EXERCISE:
Those lines of the records that contain "subheading" are to be located and copied.
════════════════════
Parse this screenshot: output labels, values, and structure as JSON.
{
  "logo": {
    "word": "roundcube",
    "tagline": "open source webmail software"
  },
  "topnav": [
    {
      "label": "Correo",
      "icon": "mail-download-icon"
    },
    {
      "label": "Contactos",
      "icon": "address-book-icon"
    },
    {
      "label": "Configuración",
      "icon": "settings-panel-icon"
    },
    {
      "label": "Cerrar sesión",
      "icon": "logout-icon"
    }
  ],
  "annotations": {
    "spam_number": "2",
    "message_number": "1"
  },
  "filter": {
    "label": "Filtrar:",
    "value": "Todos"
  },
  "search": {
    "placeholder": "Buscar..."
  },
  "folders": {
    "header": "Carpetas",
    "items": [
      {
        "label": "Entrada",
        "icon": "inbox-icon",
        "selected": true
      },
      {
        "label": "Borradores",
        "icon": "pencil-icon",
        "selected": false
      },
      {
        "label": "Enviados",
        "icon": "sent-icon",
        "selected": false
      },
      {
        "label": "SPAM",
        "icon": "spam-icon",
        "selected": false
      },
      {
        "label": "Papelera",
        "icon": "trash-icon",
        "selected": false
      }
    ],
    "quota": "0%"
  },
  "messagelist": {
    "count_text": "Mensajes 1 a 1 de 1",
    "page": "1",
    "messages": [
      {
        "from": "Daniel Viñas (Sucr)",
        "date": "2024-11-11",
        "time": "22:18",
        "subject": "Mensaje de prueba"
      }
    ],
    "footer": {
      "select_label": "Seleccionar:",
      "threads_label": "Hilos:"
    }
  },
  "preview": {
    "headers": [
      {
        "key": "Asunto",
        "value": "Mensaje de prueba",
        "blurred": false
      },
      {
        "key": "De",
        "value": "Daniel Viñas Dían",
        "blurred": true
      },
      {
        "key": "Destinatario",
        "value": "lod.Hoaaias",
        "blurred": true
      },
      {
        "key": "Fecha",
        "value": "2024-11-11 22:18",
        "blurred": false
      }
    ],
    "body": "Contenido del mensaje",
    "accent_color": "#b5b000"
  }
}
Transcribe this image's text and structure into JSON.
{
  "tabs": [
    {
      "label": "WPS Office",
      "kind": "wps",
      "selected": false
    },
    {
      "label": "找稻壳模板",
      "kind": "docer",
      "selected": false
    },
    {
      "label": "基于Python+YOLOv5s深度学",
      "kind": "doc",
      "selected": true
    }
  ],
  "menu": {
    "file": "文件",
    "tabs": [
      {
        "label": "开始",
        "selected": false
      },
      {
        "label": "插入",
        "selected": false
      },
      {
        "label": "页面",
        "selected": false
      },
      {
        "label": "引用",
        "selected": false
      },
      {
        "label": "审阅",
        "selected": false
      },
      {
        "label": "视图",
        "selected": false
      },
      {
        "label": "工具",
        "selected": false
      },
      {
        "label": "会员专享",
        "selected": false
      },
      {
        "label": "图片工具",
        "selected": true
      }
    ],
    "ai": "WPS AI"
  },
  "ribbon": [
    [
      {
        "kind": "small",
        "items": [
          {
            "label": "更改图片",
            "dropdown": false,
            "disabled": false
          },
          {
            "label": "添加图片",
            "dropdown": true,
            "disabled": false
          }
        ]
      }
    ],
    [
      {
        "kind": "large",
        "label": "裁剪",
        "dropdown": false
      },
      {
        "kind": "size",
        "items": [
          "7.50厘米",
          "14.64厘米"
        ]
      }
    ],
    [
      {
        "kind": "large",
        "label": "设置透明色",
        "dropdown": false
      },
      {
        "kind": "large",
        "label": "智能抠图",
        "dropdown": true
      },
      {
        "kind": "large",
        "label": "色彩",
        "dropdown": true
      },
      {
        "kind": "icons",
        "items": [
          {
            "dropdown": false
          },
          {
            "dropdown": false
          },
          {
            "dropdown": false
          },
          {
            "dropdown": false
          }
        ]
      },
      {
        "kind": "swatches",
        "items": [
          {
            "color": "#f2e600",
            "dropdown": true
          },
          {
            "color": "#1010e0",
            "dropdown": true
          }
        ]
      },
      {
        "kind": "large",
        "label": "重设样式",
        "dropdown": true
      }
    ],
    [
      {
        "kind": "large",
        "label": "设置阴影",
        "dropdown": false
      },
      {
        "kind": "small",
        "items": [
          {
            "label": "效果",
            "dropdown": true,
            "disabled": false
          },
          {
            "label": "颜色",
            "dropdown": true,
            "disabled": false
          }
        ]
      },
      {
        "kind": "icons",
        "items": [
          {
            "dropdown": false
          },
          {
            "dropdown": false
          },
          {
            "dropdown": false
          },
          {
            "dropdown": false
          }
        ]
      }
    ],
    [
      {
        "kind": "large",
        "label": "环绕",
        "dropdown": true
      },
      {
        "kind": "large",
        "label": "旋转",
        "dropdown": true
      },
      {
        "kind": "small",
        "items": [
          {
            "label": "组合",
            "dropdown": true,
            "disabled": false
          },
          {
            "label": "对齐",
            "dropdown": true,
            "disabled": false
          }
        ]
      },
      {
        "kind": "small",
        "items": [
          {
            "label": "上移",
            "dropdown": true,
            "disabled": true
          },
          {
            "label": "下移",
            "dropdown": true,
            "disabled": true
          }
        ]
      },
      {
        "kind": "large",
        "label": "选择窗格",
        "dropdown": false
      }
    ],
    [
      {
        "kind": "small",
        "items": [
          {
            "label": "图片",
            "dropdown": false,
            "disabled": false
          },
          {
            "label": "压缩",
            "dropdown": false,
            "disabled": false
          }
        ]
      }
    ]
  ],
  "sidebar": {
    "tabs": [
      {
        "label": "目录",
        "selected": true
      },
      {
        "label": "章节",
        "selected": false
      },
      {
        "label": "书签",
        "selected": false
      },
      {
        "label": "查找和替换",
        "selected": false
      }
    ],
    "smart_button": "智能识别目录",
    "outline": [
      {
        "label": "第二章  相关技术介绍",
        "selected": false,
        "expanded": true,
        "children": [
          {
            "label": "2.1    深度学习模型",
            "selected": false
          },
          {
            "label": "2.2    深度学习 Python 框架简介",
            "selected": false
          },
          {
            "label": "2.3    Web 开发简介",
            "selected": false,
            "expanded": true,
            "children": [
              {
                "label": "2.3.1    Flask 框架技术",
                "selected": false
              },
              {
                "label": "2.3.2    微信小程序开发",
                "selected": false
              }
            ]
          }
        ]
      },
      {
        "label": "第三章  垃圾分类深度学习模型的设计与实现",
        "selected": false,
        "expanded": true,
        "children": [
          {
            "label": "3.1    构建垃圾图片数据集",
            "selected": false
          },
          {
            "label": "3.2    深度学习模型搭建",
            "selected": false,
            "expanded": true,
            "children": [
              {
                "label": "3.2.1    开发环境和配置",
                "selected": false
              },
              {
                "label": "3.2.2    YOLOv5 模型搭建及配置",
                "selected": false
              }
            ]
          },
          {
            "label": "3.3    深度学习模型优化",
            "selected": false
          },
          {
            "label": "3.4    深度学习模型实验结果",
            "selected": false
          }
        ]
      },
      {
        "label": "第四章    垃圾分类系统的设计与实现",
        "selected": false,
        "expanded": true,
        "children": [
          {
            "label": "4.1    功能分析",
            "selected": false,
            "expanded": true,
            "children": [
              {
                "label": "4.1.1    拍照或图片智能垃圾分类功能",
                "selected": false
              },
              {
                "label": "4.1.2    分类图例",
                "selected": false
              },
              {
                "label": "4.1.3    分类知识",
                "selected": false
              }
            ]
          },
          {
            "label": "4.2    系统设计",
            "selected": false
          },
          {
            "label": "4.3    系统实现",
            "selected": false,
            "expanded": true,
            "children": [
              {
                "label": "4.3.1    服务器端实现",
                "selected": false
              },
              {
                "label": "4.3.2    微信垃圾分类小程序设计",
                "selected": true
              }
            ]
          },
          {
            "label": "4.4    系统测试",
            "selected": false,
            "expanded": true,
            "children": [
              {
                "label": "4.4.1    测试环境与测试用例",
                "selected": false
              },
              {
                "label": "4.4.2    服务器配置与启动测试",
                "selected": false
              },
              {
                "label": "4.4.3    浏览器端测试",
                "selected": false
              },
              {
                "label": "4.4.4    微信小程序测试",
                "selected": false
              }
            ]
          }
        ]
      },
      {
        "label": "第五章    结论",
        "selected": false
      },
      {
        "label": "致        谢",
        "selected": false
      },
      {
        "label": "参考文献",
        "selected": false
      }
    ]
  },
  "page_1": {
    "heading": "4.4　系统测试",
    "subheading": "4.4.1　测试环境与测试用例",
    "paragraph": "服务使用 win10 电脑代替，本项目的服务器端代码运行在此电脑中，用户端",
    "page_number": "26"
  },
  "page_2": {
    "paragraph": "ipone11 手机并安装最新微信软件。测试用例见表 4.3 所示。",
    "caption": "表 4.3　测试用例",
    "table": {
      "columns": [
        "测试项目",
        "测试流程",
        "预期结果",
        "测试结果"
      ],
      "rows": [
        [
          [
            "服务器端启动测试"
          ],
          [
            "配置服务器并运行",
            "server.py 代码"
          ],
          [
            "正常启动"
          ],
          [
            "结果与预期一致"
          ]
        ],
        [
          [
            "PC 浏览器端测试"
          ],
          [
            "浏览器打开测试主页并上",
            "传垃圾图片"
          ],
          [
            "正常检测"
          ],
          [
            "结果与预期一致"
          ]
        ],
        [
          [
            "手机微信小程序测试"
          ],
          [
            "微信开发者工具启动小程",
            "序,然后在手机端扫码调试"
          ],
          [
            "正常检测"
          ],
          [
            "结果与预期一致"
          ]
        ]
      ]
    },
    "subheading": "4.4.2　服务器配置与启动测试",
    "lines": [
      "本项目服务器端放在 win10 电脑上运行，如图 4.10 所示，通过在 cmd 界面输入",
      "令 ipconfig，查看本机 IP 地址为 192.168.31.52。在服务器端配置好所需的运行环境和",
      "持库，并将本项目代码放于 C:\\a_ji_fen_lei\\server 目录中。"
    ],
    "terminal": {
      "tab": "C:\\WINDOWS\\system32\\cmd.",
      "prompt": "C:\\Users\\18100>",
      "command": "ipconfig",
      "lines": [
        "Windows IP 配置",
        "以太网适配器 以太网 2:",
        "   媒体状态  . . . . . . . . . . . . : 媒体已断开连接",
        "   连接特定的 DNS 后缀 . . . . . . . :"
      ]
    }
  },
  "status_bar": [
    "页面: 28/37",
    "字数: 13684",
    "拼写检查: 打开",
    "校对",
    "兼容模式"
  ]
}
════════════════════
EXERCISE RESPONSE:
    "subheading": "4.4.1　测试环境与测试用例",
    "subheading": "4.4.2　服务器配置与启动测试",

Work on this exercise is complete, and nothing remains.